Memorial Day 2014: A Time for All to Remember, but Especially Genealogy and Family History Lovers
Memorial Day Weekend. While June 21st may still be in the future, today marks the unofficial beginning of ‘Summer’. A nice, long, three-day weekend, family and friends gathering, and the grill fired up. All wonderful ways to start our summer, especially after the winter most of us had here in North America.
But let us not forget the reason for this holiday.
I am old enough to recall when this holiday was called ‘Decoration Day’, but as with all things, times change and so did the name of this day, but the purpose has remained the same: to honor and remember all those who gave their lives in service to our country and also those who served and serve in the military today.
So first, I’d like to simply say a huge THANK YOU to all the members of the military who protect our freedoms and our way of life.
Next I’d like to say a separate thank you to those who have given their lives in the service to our country and our ideals.
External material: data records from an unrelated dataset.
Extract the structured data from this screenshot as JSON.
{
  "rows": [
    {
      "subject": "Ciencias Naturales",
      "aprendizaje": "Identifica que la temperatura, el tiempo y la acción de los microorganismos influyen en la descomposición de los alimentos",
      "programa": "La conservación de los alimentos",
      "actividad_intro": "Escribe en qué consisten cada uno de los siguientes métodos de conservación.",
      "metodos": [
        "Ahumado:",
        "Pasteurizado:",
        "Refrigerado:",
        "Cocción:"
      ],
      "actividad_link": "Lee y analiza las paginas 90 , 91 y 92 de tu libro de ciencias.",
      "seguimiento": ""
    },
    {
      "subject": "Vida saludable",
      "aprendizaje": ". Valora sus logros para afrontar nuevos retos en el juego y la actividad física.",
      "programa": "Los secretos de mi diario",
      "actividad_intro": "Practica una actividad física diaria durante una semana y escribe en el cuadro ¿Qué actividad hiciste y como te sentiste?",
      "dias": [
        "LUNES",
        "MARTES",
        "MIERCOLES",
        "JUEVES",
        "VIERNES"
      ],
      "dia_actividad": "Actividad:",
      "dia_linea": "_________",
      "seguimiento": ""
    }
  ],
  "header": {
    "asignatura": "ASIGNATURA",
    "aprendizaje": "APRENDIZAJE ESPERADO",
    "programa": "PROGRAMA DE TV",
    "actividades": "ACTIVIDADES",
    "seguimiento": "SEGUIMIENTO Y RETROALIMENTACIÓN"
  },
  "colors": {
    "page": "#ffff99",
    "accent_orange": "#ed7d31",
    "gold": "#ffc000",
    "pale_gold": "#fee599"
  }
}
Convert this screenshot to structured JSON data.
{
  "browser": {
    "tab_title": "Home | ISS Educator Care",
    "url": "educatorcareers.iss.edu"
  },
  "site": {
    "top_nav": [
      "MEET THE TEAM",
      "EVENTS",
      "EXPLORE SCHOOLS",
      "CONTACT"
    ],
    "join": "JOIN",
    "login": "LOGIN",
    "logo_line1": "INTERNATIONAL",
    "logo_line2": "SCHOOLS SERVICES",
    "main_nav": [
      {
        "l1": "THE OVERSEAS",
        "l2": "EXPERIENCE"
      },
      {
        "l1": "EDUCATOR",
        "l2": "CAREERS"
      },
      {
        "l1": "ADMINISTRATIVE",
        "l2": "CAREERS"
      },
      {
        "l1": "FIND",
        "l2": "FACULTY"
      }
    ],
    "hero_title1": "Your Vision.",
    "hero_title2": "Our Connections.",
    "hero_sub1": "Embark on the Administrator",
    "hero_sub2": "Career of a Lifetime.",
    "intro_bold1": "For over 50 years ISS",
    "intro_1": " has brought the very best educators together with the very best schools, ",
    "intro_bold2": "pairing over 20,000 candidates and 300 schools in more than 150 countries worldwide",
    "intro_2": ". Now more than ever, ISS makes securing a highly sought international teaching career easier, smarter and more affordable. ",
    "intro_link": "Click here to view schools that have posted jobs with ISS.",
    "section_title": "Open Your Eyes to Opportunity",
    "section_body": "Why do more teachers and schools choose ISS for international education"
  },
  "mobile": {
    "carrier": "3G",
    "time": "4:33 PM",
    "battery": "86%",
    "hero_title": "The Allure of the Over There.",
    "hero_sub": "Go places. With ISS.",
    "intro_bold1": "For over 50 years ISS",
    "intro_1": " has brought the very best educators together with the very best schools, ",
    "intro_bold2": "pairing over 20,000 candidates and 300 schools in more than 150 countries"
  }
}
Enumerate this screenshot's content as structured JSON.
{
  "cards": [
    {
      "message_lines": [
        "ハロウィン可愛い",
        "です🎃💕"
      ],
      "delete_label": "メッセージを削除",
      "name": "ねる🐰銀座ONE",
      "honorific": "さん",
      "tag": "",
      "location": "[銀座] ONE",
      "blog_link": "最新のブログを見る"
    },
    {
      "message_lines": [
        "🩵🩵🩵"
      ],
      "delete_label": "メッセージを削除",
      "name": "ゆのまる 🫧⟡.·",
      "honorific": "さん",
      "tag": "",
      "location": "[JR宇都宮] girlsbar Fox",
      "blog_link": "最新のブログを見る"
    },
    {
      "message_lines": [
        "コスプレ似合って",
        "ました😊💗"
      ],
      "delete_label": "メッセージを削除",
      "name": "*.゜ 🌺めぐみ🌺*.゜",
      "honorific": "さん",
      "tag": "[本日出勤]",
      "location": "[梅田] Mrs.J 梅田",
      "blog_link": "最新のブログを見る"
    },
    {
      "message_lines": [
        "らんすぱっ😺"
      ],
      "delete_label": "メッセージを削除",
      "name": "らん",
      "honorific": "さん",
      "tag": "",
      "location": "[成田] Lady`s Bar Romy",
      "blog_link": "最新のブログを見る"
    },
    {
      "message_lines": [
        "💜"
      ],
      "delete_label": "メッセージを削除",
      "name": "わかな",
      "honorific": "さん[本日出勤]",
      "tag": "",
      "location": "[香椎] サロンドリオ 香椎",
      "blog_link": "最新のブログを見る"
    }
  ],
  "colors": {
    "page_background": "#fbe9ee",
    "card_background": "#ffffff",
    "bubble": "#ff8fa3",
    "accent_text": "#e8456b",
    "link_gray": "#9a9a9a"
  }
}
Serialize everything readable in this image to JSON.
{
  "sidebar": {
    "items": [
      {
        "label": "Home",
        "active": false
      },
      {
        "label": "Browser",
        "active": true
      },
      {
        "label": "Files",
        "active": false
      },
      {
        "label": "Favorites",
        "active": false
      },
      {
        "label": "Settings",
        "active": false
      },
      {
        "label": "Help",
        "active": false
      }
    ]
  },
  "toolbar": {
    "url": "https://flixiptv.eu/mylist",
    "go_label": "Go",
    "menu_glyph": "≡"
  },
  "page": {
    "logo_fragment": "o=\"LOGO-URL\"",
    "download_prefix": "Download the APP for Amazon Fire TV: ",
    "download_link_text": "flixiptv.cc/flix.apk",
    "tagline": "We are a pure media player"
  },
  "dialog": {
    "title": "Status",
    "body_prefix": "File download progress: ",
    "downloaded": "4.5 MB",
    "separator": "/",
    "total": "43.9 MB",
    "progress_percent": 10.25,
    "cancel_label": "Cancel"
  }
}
As a genealogist and family historian I am acutely aware of how many of these individuals are in our own family tree. I am sure you are aware of them all in your family trees as well.
One of the most significant findings I have made in my genealogy work has been the fact that there are two ancestors in our family tree who, to this day, remain KIA/MIA (Killed in Action/Missing in Action). One from the Korean War and one from the war in Vietnam. One who lost his life in the brutal Battle of Chosen Reservoir and the other when he was shot down over the skies of Vietnam in his helicopter. Both of these men have yet to return ‘home’. These two relatives along with the facts that we have a Naval Officer in our family who is currently on active duty and my father was a decorated 1st Lt in the US Army in WWII is no longer alive makes Memorial Day all the more important to us.
Wile the first ‘official’ observance of Decoration/Memorial day was May 30, 1868 and held at Arlington National Cemetery, the true origins of this ‘holiday’ are, like so many of our own stories and lore in our genealogy and family history, lost in time.
Several towns claim to have observed the first Decoration Day. Among these towns are Columbus, Mississippi, Macon and Columbus, Georgia, Richmond, Virginia, Boalsburg, Pennsylvania, Charleston, South Carolina, and Carbondale, Illinois. Then in 1966, Congress and President Lyndon Johnson declared Waterloo, New York to be the ‘Official birthplace’ of Decoration/Memorial Day based on this community’s regular observance, which had begun on May 5, 1866.
It wasn’t until 1971 that Memorial Day was declared a national holiday by an act of Congress and moved to the last Monday in the month of May.
Then in 2000, Congress passed Public Law 106-579, “The National Moment of Remembrance Act”. This law asks all Americans, no matter where they are, or what they are doing, at 3:00 pm local time on Memorial Day to observe a minute of silence in honor and memory of all who have served America.
Today, much of Memorial Day has become focused on its being the unofficial start of summer and there certainly is nothing wrong with that. After all, as family historians and genealogists, we can fully appreciate the whole idea of family gatherings no matter what the purpose. Gathering together, enjoying the late spring weather, perhaps firing up the barbeque grill, and just being together with family and friends. And when better to gather our precious and wonderful family stories, memories, and legends than when everyone is together for this holiday or any other.
So this Memorial Day Weekend, I hope you not only get those stories, but have as an additional goal to get the stories from all the veterans in your family. They are precious and what better time to ask than on Memorial Day? Oh, and be certain to write down the details!
My father rarely spoke of his military service and when he did, I was not yet pursuing our family history. I missed the opportunity to ask him about the units he served in during World War II. I remembered that he said he was a member of the 83rd Infantry Division, commonly called the ‘Thunderbolt’ and/or the ‘Ohio’ Division. I thought that was enough. Only too late did I realize that a division in the U.S. Army consists of between 10,000 and 15,000 men. Plus each division made up of several regiments, which in turn are made up of multiple companies, followed by platoons. Only having the name of his division has made it very challenging to now document his moves within the European Theatre of Operations while his division fought for 244 days, saw 2,735 members killed, 11,678 injured, 547 missing, and 288 captured. So believe me when I say don’t be shy, ask those detailed questions, and write down all the answers!
On a final note, I’d like to suggest you take just a minute or two and watch this wonderful YouTube video posted by Arlington National Cemetery and produced by ‘The Old Guard’. It is a time-lapse of their 2014 ‘Flags In’ volunteer work at Arlington. ‘Flags In’ is a marvelous tradition and one that will, or has, taken place across America at our National Cemeteries and others.
To all the men and women who served, fought for our freedoms, and especially to those who gave their lives I close with a sincere and heartfelt thank you. All Americans owe you each an everlasting debt of gratitude.